The make carpenter bee can act quite aggressive when it is guarding its nest. It will fly in your face to try to get your to leave. However this is an act as it doesn’t have a stinger so it cannot sting you. The female does have the stinger but does not use it unless provoked. These bees come out from their nests in April or May to mate and once the male has finished mating, it dies and the female takes over its guarding position. The female then makes the nest larger and creates more tunnels to deposit her eggs into. Once she seals up the eggs, she dies. The eggs hatch and the larvae eat the pollen and nectar that has been stored.

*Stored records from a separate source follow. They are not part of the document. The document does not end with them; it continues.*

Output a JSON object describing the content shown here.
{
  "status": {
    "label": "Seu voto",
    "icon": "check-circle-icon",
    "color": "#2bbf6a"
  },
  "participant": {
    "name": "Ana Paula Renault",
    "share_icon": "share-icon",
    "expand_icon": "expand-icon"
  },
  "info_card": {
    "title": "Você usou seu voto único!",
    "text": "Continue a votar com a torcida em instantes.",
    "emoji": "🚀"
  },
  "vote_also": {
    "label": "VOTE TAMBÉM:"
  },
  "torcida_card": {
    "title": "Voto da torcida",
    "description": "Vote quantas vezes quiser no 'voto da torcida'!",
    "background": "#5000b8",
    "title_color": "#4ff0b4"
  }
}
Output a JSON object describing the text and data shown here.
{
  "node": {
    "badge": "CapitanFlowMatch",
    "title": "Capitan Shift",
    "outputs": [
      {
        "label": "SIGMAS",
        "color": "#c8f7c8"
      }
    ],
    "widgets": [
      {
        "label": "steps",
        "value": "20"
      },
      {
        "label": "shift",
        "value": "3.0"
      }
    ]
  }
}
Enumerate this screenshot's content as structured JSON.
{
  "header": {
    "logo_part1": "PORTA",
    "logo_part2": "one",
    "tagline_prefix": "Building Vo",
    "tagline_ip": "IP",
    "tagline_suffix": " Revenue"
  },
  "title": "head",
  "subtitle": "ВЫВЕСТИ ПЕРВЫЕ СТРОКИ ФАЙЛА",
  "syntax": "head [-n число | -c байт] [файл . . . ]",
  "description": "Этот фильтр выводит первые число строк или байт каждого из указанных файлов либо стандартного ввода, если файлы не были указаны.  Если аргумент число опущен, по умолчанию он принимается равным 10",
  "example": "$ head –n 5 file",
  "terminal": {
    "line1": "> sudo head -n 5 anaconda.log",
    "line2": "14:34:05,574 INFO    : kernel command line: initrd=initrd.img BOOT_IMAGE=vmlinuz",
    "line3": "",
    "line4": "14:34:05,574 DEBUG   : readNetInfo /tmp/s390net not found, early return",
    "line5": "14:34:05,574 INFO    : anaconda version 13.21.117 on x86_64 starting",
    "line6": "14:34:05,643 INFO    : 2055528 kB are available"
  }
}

When they grow into adults, which is around the end of summer, they leave the nest to collect pollen, hibernate until the next winter and the cycle continues.
Knowing the Carpenter Bee
Wasps: The carpenter bee should not be confused with wasps, although they aren’t the same as the killer bee or honey bee. The nests look like round holes chewed into the siding of your home which might be in the siding, deck, eaves or other such places. Wasp nests are an ugly sort of grey that appear papery and the creatures are highly aggressive.
Termites: Carpenter bees often get away with their work with it being blamed on termites but they do not eat wood like the termites. The holes that these bees make are bigger than termites and they leave a substance similar to sawdust as they go.
Controlling the Carpenter Bees
The best way to control the presence of carpenter bees is to paint all of the wood on the outside of your home. While stains and preservatives can assist in the matter, paint works better. Before painting, check for holes in the wood and fill and seal them. Also before that, spray them with insecticide and leave them for a couple of days. While doing any of this, wear protective clothing in case the female bee comes along or wait to do this until a time when the bees are not active.
In the case that you have bees in your wall space, these are not carpenter bees but they are honey bees. After the bees have stopped being active, fill the entry sites or call a beekeeper.